Chicken Tikka Masala – the nation’s favourite. Many years ago it used to be one the favourites in my house. Then my youngest went veggie but missed the flavours of a good masala sauce. The problem with takeaways, and believe me there a lot of them round my way, is the sauce is too red as in unnaturally so, or it contains nuts. It would seem many of the restaurants buy in sauces prepared off site and so are unable to make the sauce to your liking. So after a few experiments I think I have come up with something that is pretty good and certainly goes down well but doubt it is authentic.

I apologise for the picture quality. It was late and everyone was hungry.

3-4 tablespoons sunflower oil
1 large onion – finely chopped
1 green chili – finely chopped (seeds removed if you don’t want it too hot)
1cm piece of ginger – finely chopped
1 clove garlic – finely chopped or crushed
1 tin/carton of pasata – or use chopped tomatoes and blend the sauce before adding the paneer
1 teaspoon whole cumin seeds
1 teaspoon black mustard seeds
5-6 cardamom pods – remove the husks and crush the seeds inside
2-3 tablespoons natural yogurt
1 teaspoon salt
a little less than 1 teaspoon sugar
1 packet of paneer – cut into 1cm cubes
handful of coriander leaves – roughly chopped

Take a heavy saucepan and heat the oil. Add the onion, garlic, chili, ginger, cumin seeds, mustard seeds and cardamom seeds and fry gently until soft. Add the tomatoes, salt and sugar, bring to boil then gently simmer for 10-15 minutes. Add the paneer and coriander and leave to stand or on a low heat for 20 minutes or so to allow the paneer to absorb the flavours of the sauce. Add the yogurt and stir gently.

Serve with steamed Basmati rice

Paneer on Skewers

We had a few neighbours over recently and I made a few nibbly things. These were great – based on the recipe from Vicky Bhogal’s Year of Cooking Like Mummyjii

Take about 300g paneer and cut into cubes. Place in a bowl with a yellow pepper cut to pieces the same size and a red onion again cut into similar sized chunks. Add about 3 tablespoons of olive or sunflower oil, 2 tablespoons lemon juice, 1 teaspoon each of garam masala, ground corainder, salt and paprika. Then add 1 crushed clove of garlic and a small piece of grated ginger. Finally throw in a handful of chopped coriander, mix well, cover and leave for at least an hour.

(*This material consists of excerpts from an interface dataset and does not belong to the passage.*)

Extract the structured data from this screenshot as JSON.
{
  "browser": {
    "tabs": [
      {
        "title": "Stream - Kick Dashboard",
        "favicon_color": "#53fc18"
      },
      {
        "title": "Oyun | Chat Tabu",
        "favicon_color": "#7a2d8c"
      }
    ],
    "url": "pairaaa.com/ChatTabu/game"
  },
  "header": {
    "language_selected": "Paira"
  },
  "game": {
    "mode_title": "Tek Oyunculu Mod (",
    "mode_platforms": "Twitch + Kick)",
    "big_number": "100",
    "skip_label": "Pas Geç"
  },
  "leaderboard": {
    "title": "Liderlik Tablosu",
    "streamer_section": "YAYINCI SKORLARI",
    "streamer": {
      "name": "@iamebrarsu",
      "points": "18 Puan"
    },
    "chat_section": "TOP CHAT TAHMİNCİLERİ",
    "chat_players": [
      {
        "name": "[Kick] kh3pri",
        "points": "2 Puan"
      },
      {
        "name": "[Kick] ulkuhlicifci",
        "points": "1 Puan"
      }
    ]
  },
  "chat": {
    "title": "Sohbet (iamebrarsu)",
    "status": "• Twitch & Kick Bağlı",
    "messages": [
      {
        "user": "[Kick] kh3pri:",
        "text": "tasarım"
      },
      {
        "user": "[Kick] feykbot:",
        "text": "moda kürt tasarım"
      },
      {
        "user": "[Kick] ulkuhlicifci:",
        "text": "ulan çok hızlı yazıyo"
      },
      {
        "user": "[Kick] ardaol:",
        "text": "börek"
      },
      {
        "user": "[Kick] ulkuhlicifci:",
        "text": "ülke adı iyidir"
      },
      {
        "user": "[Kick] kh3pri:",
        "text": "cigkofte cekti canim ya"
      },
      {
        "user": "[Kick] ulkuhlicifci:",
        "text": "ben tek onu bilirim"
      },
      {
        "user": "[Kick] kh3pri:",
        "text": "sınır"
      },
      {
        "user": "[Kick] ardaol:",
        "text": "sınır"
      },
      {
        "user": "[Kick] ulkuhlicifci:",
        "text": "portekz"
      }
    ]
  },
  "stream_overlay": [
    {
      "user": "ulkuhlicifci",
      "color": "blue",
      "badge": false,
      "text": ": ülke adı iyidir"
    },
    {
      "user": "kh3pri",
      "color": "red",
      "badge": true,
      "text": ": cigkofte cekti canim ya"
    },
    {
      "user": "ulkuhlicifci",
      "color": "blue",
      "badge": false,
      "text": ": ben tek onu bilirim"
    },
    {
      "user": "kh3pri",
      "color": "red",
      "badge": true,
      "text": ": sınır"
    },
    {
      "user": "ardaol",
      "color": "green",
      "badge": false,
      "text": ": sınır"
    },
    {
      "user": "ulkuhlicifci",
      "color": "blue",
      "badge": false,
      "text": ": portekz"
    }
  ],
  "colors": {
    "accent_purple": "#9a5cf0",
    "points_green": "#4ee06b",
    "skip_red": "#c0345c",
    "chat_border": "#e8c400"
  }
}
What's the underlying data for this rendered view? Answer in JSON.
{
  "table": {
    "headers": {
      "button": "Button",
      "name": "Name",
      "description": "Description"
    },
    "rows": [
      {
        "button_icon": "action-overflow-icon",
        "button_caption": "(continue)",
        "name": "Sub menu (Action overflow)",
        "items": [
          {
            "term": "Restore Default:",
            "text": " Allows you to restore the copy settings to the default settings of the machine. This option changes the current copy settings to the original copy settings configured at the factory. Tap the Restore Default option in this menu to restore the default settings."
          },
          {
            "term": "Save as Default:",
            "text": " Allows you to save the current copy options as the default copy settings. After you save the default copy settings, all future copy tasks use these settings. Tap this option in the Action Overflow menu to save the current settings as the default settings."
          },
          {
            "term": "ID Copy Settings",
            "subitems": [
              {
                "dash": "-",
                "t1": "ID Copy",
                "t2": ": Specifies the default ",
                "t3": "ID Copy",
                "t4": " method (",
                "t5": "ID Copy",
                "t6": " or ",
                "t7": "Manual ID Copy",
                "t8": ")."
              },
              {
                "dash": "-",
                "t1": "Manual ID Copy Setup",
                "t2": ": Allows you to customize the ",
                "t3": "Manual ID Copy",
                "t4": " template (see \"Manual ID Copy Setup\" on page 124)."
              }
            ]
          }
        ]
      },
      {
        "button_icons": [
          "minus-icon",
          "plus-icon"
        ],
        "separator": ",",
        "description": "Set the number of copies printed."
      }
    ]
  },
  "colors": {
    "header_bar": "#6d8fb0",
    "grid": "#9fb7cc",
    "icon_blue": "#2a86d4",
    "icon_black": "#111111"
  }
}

Soak some wooden skewers in water (this stops them catching fire when under the grill), then divide the marinated paneer, pepper and onions between the skewers. You should get 8-10 out of this quantity.

Heat the grill, then place under for about 10 minutes turning once half way through